Can my Homeowners Association (HOA) place restrictions on the installation of a PV system?

No. In most states, legislation prevents homeowner associations from blocking improvements that save energy.

Can PV systems produce power on cloudy days?

Yes. Although a PV system may receive 80% to 90% less sunlight on a cloudy day, the panels can still generate electricity.

Do PV systems work well in the cold?

Yes. In fact, photovoltaic systems generate more power when the temperature is lower. Yet PV modules do generate less energy in winter than summer because of fewer daylight hours and the lower angles of the sun.

Are PV systems safe?

Solar panels are a quiet, non-polluting source of energy. Still, PV systems do generate electricity and should be treated with care and maintained with the assistance of a solar professional.

Is the “tilt” of my solar array important?

The optimum elevation angle for your solar system depends on your latitude. In general, the optimum tilt angle is equal to you latitude to ensure the maximum amount of sunlight over the course of a year. Even better would be to manually change the elevation of your solar collectors over the course of a year to follow the sun’s elevation in the sky.

Will my system have batteries?

Connected PV systems don’t need batteries but if the system is “off-grid” then batteries are essential for the storage of electricity so you can use electrical equipment when there is no sunlight.

What happens during a power outage?

With a grid-connected PV system, the inverter will automatically disconnect itself from the utility grid during a power outage. This prevents back feeding the grid and putting engineers working to restore power in danger. A grid-connected PV system with battery backup it will automatically switch to backup power. Both systems will automatically hook back up to the grid once power is restored.

What does the term TOU rate mean?

TOU is time-of-use rates. Each day is broken into four areas: Off-peak (base rate), morning part-peak, peak and afternoon part-peak. TOU charges can account for a large percentage of a utility bill and the assumptions used in these estimates may not be accurate for your particular situation. Solar energy can reduce average cost of electricity by taking advantage of time-of-use rates. Electric rates are usually higher during peak daytime periods. This is when solar energy systems produce peak output and can “spin your meter backwards.”

Does PV add to the resale value of my home?

PV “system resale value” for your home is based upon research published in the Appraisal Journal, which concluded that “the increase in appraisal value for a home is about 20 times the annual reduction in operating costs due to energy efficiency measures.”

How much will a system cost?

That answer depends not on the size of your home but rather what your average electricity bills are and how much you would like to offset.
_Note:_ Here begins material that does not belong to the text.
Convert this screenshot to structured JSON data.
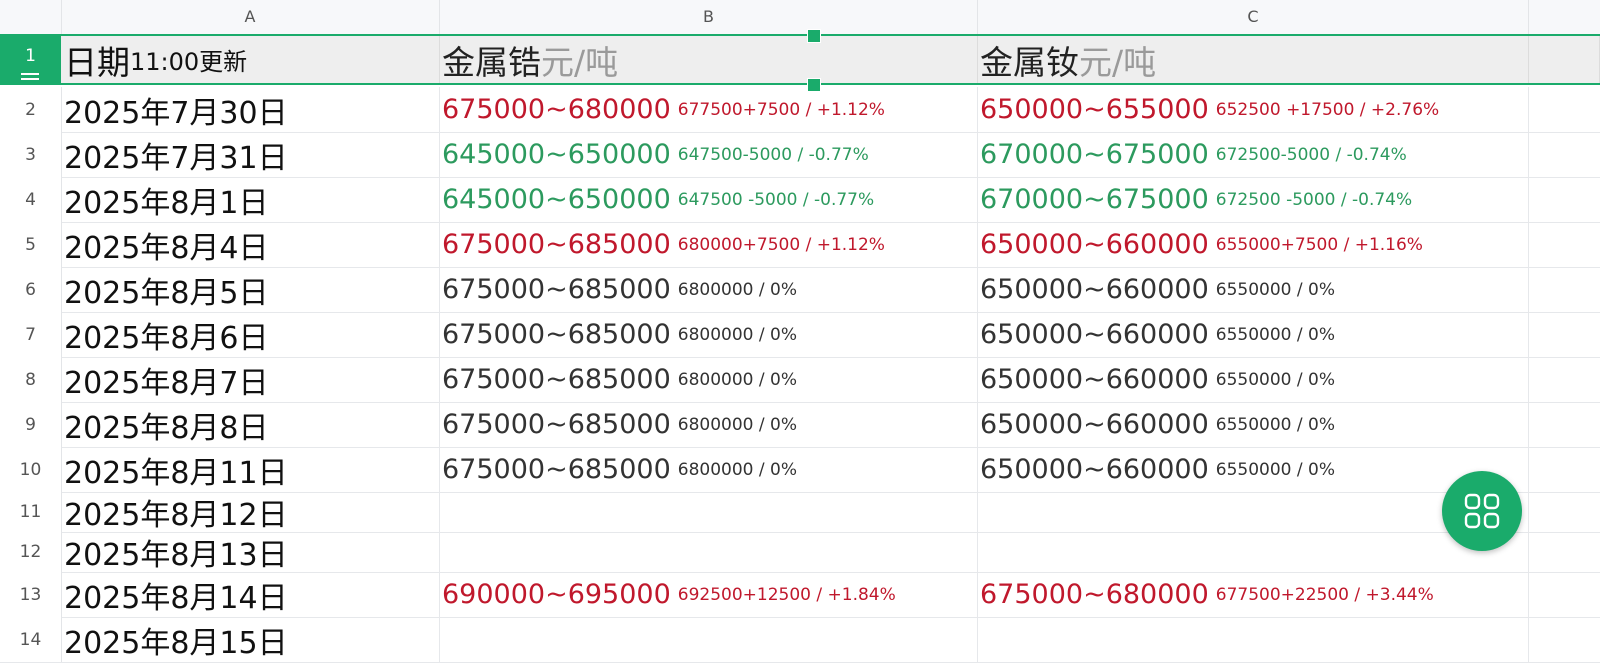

That dictates the system size and cost.

How long will my solar-energy system last?

Most solar panels come with a 25-year power output guarantee from the manufacturer and are expected to last at least twice that long. After 25 years, a solar panel produces at least 80% of their original power output.

How will the weather affect my solar electric system?

Solar electric systems are designed to withstand all weather conditions. Lightning, wind up to 80 miles per hour and extreme temperatures are all things your solar system can handle, although these conditions will temporarily reduce its energy production.

In business since 1985, ROOFCORP can work with your organization or business to help you determine if a photovoltaic roofing system is the right for you. We have the knowledge to tailor a system that meets your specific needs and recoups your investment. To learn more, contact us today.

Washington
ROOFCORP OF WA, P.O. Box 69315, 3425 S 146th St., Seattle, WA., 98168
Phone: 206.439.9991 Fax: 206.439.9995
California
ROOFCORP OF CA, 2130 S Dupont Dr., Anaheim, CA., 92806
Phone: 714.210.5993 Fax: 714.940.9917